Pick out each line in these entries that contains the string "JSON".

─── Data for the task ───

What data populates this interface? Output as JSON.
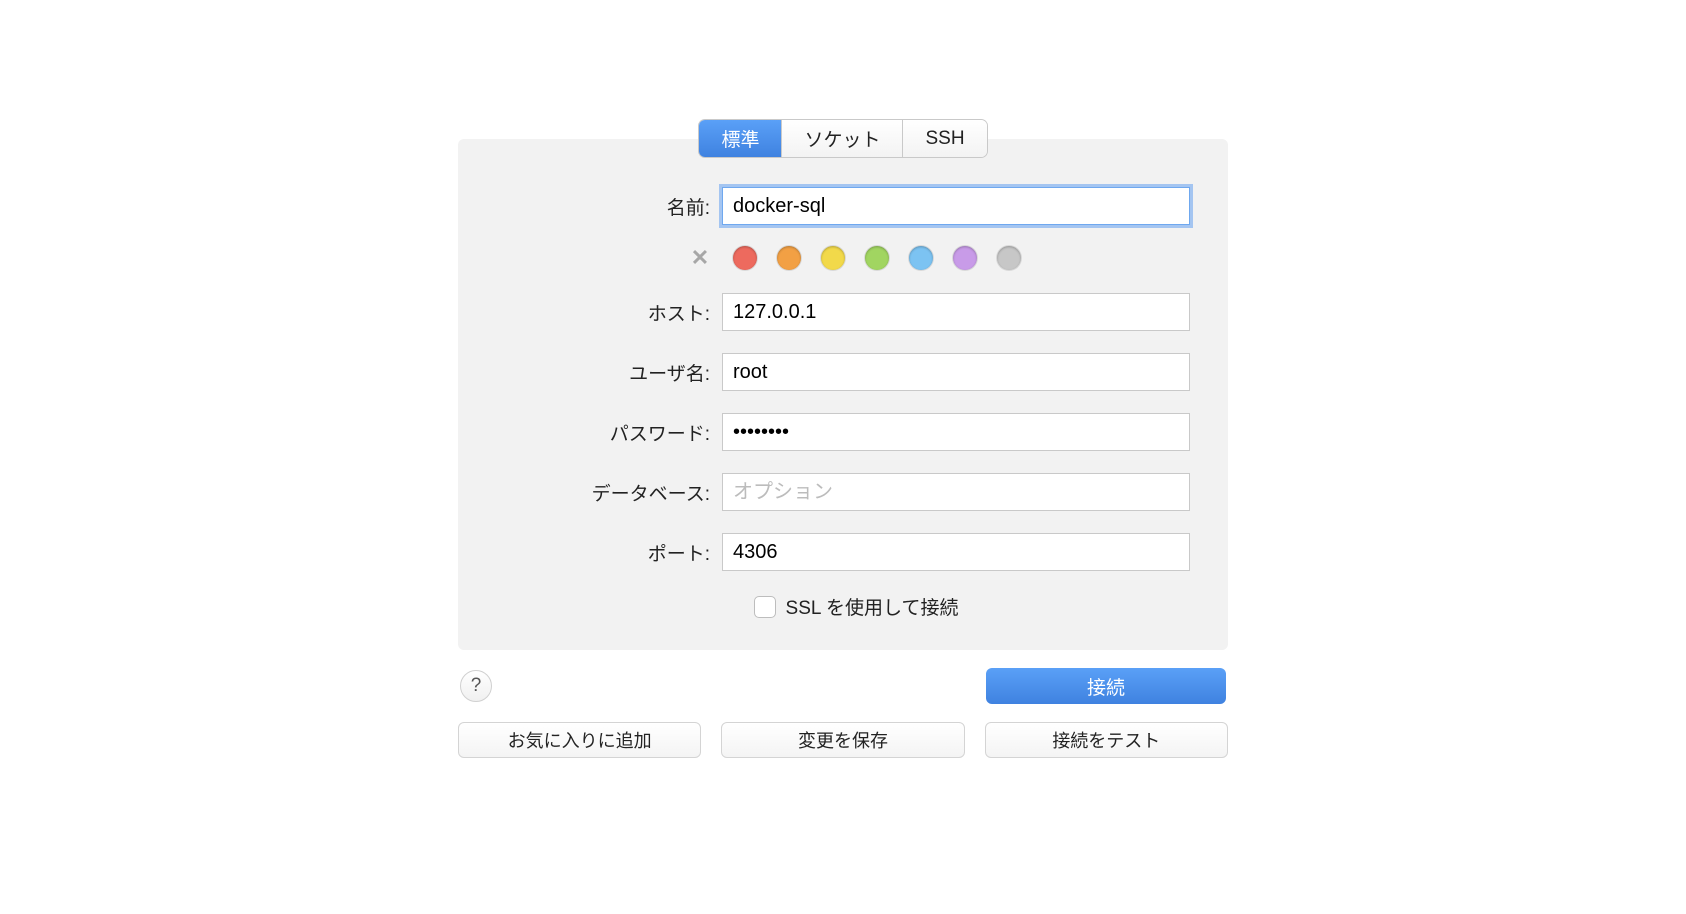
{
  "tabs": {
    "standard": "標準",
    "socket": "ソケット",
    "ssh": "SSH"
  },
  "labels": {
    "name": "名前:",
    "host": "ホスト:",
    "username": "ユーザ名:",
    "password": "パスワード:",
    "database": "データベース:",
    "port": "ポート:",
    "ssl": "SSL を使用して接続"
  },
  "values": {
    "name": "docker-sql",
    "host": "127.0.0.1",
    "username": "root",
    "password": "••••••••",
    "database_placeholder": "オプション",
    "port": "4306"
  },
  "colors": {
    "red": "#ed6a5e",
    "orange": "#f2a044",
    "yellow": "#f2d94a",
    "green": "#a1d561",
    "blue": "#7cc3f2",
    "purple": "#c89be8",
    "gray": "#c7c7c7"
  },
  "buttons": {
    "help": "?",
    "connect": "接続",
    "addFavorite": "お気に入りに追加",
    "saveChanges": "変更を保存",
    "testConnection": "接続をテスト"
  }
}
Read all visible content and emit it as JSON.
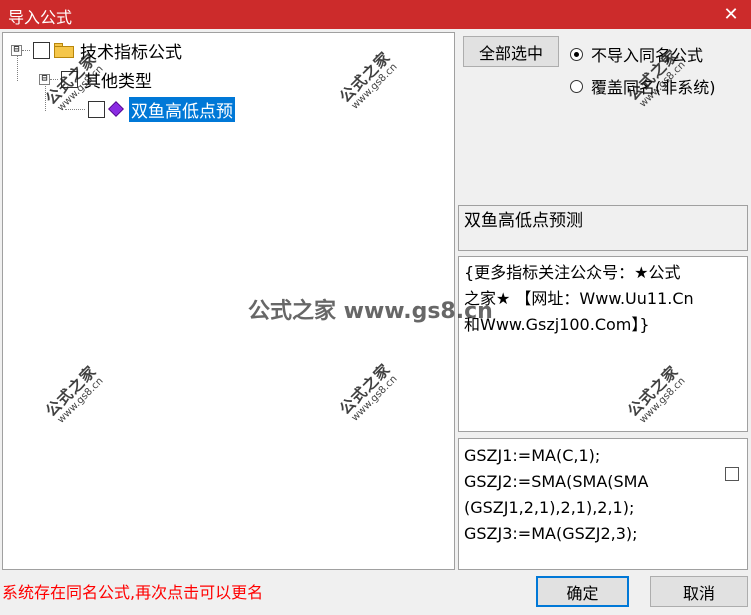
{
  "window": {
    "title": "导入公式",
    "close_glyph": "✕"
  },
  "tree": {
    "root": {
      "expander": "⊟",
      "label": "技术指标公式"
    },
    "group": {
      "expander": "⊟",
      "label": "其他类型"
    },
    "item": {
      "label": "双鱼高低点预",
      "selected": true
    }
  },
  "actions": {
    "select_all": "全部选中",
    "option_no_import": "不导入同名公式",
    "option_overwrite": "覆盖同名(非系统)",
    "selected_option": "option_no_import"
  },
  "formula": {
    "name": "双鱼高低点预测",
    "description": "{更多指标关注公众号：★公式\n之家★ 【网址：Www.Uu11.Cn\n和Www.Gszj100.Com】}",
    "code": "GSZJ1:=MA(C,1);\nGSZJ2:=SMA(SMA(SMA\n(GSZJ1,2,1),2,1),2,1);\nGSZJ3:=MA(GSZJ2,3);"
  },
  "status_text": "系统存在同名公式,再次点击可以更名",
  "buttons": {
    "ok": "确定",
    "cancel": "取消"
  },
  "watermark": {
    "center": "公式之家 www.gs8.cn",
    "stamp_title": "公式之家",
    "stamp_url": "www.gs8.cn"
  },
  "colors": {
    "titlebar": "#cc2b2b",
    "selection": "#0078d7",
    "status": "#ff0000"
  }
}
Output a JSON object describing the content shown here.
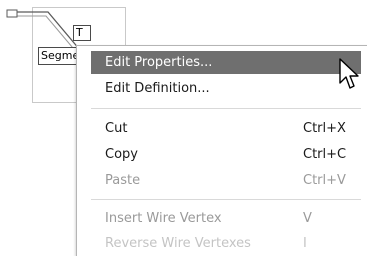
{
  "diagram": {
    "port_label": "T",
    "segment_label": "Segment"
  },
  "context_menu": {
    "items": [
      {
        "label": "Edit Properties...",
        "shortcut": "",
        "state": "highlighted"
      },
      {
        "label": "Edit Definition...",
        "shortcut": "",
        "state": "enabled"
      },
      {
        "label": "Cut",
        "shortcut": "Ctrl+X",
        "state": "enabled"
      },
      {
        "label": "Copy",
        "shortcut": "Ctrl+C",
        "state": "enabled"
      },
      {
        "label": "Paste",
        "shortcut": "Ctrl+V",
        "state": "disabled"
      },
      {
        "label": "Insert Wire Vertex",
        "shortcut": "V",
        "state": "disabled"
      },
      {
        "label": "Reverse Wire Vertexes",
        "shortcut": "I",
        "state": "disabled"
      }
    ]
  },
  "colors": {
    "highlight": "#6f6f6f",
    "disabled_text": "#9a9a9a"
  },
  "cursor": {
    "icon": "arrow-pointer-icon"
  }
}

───

§ Result for this task
What data populates this interface? Output as JSON.
Read all visible content and emit it as JSON.
Output a JSON object describing the content shown here.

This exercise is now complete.